When the boy came in the room, he told Sherrie Fausey to go and hide. Men were out front of her Christian ministry for Haitian children, and they wanted food.
It was shortly after the 2010 earthquake that pummeled the tiny island nation. Vandals were wandering the neighborhood looking for something to eat.
True to her protective nature, Fausey, 66, a 1996 Jacksonville University graduate, did not hide. When the men threatened to kill her, she told them they would have to, but that she would go to heaven and they’d go to prison. But whatever happened, there was no way she was going to give them any food. It was needed for the children in her care — more than 30, some orphans, others left with her because their parents were too poor to care for them.
The earthquake and ensuing chaos that followed are just some of the challenges Fausey has faced since she sold all of her belongings in 2000 and, using skills refined through earning her Master of Arts in Teaching at JU, opened her nonprofit Christian Light School in Haiti. Since then, it has grown to 53 employees (including retired JU English instructor Mary DeFalco) and expanded its outreach to include the Christian Light Children’s Home orphanage. Media outlets including the Associated Press, NBC News and The Florida Times-Union have covered her story.
“It is my dream that children born at home in tiny huts with dirt floors and no hope of ever going to school will graduate from our school and become leaders in Haiti,” she said. “It is my dream that our children will grow up to be the instruments of change that will make life better for everyone in Haiti.”
The earthquake forced Fausey to start again from scratch, after it demolished her school and she literally had to help build another one. Fausey jumped in where needed, and in the meantime, classes continued outside.
Franciscot Auguste, 18, who will be a senior this fall and part of the first graduating class from Fausey’s school in 2015, said if it were not for Christian Light School, he may not have gotten an education. The teen has a lot of respect for Fausey.
“I think she’s an amazing example … leaving her comfortable home to obey the Lord,” he said. “It’s unbelievable the way she trusts God to provide for her in all circumstances, and to take care of her needs. I greatly admire her for the dream she’s accomplishing.”
In addition to the school, Fausey started Little Angels Program in 2004, a nutrition program for children under three living in tent cities nearby. She makes sure they are fed – two cooked meals a day — and have the proper medicine, as well as medical and dental care, she said, because sick, hungry kids can’t learn.
Fausey said anyone can make a difference. Her time at JU made her a better teacher, she said. And while she had no idea at the time that she’d end up in Haiti, she said saving the world can start right where you are.

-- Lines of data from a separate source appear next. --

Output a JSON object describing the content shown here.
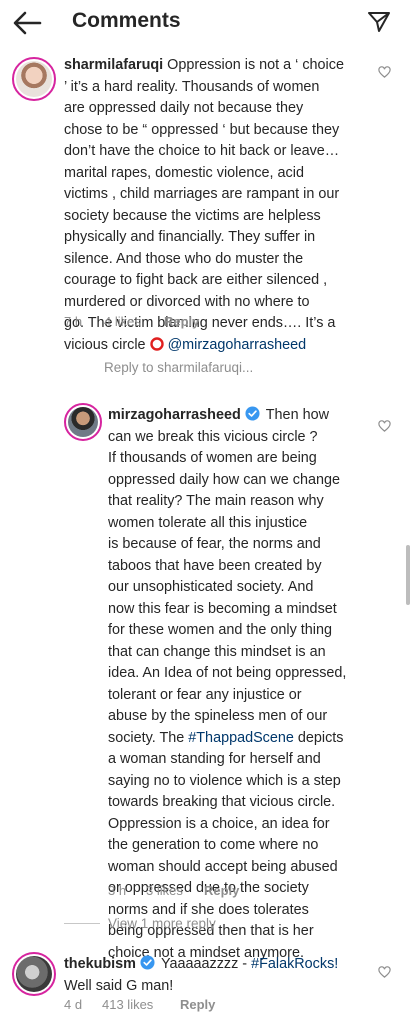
{
  "header": {
    "title": "Comments",
    "back_icon": "arrow-left-icon",
    "send_icon": "paper-plane-icon"
  },
  "comments": [
    {
      "username": "sharmilafaruqi",
      "lines": [
        "Oppression is not a ‘ choice",
        "’ it’s a hard reality. Thousands of women",
        "are oppressed daily not because they",
        "chose to be “ oppressed ‘ but because they",
        "don’t have the choice to hit back or leave…",
        "marital rapes, domestic violence, acid",
        "victims , child marriages are rampant in our",
        "society because the victims are helpless",
        "physically and financially. They suffer in",
        "silence.  And those who do muster the",
        "courage to fight back  are either silenced ,",
        "murdered or divorced  with no where to",
        "go. The victim blaming never ends…. It’s a",
        "vicious circle"
      ],
      "mention": "@mirzagoharrasheed",
      "time": "7 h",
      "likes": "4 likes",
      "reply": "Reply"
    },
    {
      "reply_to": "Reply to sharmilafaruqi..."
    },
    {
      "username": "mirzagoharrasheed",
      "lines": [
        "Then how",
        "can we break this vicious circle ?",
        "If thousands of women are being",
        "oppressed daily how can we change",
        "that reality? The main reason why",
        "women tolerate all this injustice",
        "is because of fear, the norms and",
        "taboos that have been created by",
        "our unsophisticated society. And",
        "now this fear is becoming a mindset",
        "for these women and the only thing",
        "that can change this mindset is an",
        "idea. An Idea of not being oppressed,",
        "tolerant or fear any injustice or",
        "abuse by the spineless men of our",
        "society. The",
        "a woman standing for herself and",
        "saying no to violence which is a step",
        "towards breaking that vicious circle.",
        "Oppression is a choice, an idea for",
        "the generation to come where no",
        "woman should accept being abused",
        "or oppressed due to the society",
        "norms and if she does tolerates",
        "being oppressed then that is her",
        "choice not a mindset anymore."
      ],
      "hashtag": "#ThappadScene",
      "line16_tail": "depicts",
      "time": "3 h",
      "likes": "3 likes",
      "reply": "Reply"
    },
    {
      "view_more": "View 1 more reply"
    },
    {
      "username": "thekubism",
      "text_before": "Yaaaaazzzz -",
      "hashtag": "#FalakRocks!",
      "line2": "Well said G man!",
      "time": "4 d",
      "likes": "413 likes",
      "reply": "Reply"
    }
  ]
}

“If you want to do something big, be faithful in the little things that are before you now,” she said. “If you aren’t faithful in the little things, you won’t be ready for the big things. The big things may just be a lot of little things done well. Big things tend to start out very small.”
To learn more, visit http://www.christianlighthaiti.org.